▶ _Items listed in a dataset_:
- Opening Delimiter -

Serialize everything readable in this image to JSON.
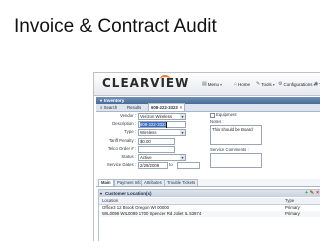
{
  "slide": {
    "title": "Invoice & Contract Audit"
  },
  "app": {
    "logo": "CLEARVIEW",
    "menus": [
      {
        "label": "Menu",
        "icon": "menu-icon"
      },
      {
        "label": "Home",
        "icon": "home-icon"
      },
      {
        "label": "Tools",
        "icon": "tools-icon"
      },
      {
        "label": "Configurations",
        "icon": "gear-icon"
      },
      {
        "label": "Vi",
        "icon": "view-icon"
      }
    ],
    "panel_title": "Inventory",
    "tabs": {
      "search": "Search",
      "results": "Results",
      "record": "608-222-3323"
    },
    "form": {
      "vendor_label": "Vendor :",
      "vendor_value": "Verizon Wireless",
      "description_label": "Description :",
      "description_value": "608-222-3323",
      "type_label": "Type :",
      "type_value": "Wireless",
      "tariff_label": "Tariff Penalty :",
      "tariff_value": "$0.00",
      "telco_label": "Telco Order # :",
      "telco_value": "",
      "status_label": "Status :",
      "status_value": "Active",
      "service_dates_label": "Service Dates :",
      "service_start": "2/29/2008",
      "service_to": "to",
      "service_end": "",
      "equipment_label": "Equipment",
      "notes_label": "Notes :",
      "notes_value": "This should be Board",
      "service_comments_label": "Service Comments :"
    },
    "subtabs": [
      "Main",
      "Payment Info",
      "Attributes",
      "Trouble Tickets"
    ],
    "locations": {
      "title": "Customer Location(s)",
      "col_location": "Location",
      "col_type": "Type",
      "rows": [
        {
          "location": "Office3 12 Brook Oregon WI 00000",
          "type": "Primary"
        },
        {
          "location": "WIL0099 WIL0099 1700 Spencer Rd Joliet IL 53974",
          "type": "Primary"
        }
      ]
    }
  }
}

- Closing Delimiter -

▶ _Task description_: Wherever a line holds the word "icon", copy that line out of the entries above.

▶ _Solution to the problem_:
        "icon": "menu-icon"
        "icon": "home-icon"
        "icon": "tools-icon"
        "icon": "gear-icon"
        "icon": "view-icon"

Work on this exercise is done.